I began to love my quieter side as I sat in an overgrown corner of my backyard, journaling towards this essay. This journaling and acceptance of the Introvert finally allowed me to reconcile the two parts of myself. I wrote about the Introvert in exalted tones, calling her a “docking station.” Just as the sun needs to set to bring about the dawn, the extrovert needs to cede her brightness to the dusky, quieter light to return and shine. During the waking hours, light exposes itself to the world. It socializes with bugs and smiles on leaves. But every night, light must leave to return the next day. The radiant Extrovert needs to escape behind the veil of a diary or the colors of paint. She needs to withdraw and relax to emerge, shining. As this Introvert Amelia, I sat in nature and “felt a profound calm.” I need the privacy of seclusion to continue as an Extrovert.
However, rarely does the private introvert understand the extrovert. The Extrovert chatters loudly while the Introvert rolls her eyes. The Introvert writes as the Extrovert bounces on her toes, impatient to go. The sociable extrovert’s activities are alien to the reclusive introvert, and visa versa. Both exist within me, but I cannot be both simultaneously. They are too contradictory. In middle school, I denied the Introvert’s existence completely. How could I be reserved and at the same time, social? How could I be bubbly while I am pensive? Now, after my experience with unchecked Extroversion, I am able to restrain the uncontrollable social Amelia. And, in a setting more private than the halls of a high school, I can sink comfortably back into the Introvert. By separating the two, I allot time to each, allowing each to shine at the appropriate time.

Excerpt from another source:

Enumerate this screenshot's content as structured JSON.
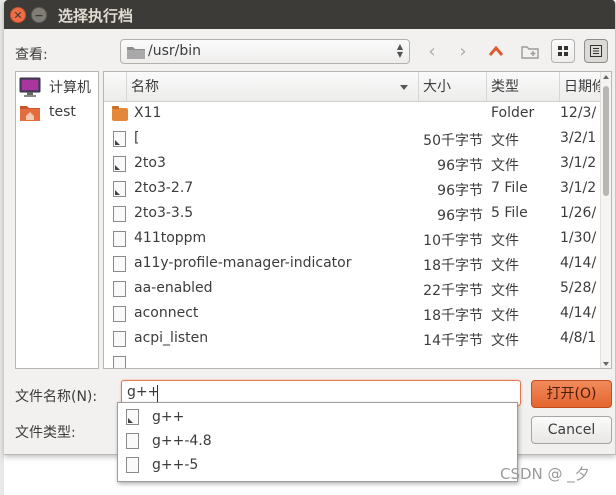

The introvert is the only Amelia capable of meditation in nature, one of her places to thrive. I was alone, but I was not lonely. In nature, I was able to finally decipher Thoreau’s quotation, “there is more to day than dawn.” Previously, I only saw my daylight as important. When I looked at the photo, I only saw the lit candles. Now, I see harmonious rivalry of both dimensions of light. In journaling under the veil of leaves shading me from the outgoing sun, I could respect the beautiful divide between shadow and light, and allow it to live within me. 4Without shadow, light cannot exist. I need the extrovert and introvert as the light and shadow need each other. As I wrote in my journal, “I want to illuminate, but sometimes I need to shine only for myself.”
Amelia is a Junior at the Ethical Culture Fieldston School in New York. She is a Fiction Reader for the Adroit Journal, the Fiction Editor and co-founder of the Fieldston Literary magazine, The Icebox, and spends much of her free time painting and writing. Her work either appears, or is forthcoming in Amazing Kids! Magazine, Tap Magazine Issue 25: Bare, Prick of the Spindle, Blue Pencil Online, Doctor T. J. Eckelburg Review, Emerge Literary Journal, Eunoia Review, Postscript Journal, Poydras Review, Rusty Nail, Black Fox Literary Magazine, Torrid Literature Polyphony HS, Ithaca Lit and the Blue Lake Review. She received an Honorable Mention for creative nonfiction in the Young Authors Competition in addition to five regional Honorable Mentions, eight Regional Silver Keys and three Regional Gold Keys from the Scholastic Art and Writing Awards and a National Gold Key for Flash Fiction.